Count how many lines of the data below contain the string "name"; the reply should be that number alone.

[Records supplied]

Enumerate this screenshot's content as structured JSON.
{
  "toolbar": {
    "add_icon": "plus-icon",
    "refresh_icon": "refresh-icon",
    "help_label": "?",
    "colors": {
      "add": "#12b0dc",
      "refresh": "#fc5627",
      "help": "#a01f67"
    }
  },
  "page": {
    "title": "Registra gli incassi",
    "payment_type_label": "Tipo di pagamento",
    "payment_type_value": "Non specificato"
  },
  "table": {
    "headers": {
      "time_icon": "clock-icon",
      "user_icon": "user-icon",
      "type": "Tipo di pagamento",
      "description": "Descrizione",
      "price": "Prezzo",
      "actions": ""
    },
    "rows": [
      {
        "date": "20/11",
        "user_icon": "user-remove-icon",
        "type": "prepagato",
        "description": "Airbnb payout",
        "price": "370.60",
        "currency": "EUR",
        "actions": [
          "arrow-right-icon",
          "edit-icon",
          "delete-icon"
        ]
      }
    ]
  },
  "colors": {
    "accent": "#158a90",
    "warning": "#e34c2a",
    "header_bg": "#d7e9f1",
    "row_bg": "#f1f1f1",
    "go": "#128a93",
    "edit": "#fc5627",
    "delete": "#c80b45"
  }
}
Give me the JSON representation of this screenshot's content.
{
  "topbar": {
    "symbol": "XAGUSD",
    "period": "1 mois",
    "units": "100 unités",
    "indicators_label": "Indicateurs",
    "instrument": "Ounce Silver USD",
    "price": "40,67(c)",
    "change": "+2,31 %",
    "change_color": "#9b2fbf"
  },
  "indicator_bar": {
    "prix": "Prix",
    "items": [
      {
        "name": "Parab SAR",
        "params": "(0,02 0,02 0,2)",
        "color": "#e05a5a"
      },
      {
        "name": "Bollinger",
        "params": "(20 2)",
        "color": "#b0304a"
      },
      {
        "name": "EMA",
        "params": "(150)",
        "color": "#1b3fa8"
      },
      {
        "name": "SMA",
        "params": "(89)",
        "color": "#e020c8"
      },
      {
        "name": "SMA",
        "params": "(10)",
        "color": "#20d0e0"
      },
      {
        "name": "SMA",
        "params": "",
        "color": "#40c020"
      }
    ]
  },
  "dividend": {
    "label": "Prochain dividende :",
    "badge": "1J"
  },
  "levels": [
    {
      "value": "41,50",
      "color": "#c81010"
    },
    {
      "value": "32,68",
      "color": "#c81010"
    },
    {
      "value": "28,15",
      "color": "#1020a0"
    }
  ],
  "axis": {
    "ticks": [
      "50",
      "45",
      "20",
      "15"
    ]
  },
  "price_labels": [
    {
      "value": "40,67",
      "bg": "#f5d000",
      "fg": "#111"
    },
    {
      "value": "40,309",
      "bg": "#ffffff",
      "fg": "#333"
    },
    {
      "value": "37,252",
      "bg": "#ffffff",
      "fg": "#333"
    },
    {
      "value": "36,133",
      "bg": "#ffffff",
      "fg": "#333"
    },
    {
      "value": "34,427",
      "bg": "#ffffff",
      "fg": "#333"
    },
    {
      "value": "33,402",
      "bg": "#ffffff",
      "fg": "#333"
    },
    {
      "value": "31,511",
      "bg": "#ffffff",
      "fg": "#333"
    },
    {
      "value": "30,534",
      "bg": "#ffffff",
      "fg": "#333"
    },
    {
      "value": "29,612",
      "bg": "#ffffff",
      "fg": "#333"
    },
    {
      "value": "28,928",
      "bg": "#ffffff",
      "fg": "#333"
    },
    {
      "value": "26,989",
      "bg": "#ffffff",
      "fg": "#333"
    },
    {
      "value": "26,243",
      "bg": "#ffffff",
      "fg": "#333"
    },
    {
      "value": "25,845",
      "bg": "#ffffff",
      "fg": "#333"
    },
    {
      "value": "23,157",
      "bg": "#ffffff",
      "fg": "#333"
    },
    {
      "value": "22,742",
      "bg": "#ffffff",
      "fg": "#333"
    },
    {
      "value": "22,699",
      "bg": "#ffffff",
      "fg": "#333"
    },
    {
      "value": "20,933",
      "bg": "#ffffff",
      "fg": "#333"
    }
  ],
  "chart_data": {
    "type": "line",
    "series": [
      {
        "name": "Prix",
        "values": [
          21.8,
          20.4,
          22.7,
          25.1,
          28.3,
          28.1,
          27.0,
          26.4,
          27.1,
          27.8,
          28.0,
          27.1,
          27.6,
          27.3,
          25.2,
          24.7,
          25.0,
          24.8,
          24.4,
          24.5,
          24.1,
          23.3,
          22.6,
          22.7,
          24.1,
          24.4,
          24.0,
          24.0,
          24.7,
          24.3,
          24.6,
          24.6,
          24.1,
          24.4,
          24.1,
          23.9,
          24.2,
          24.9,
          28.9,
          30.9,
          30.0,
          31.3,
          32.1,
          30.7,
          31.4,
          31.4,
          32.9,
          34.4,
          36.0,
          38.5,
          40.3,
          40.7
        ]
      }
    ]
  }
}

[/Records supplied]

Solution to the problem:
7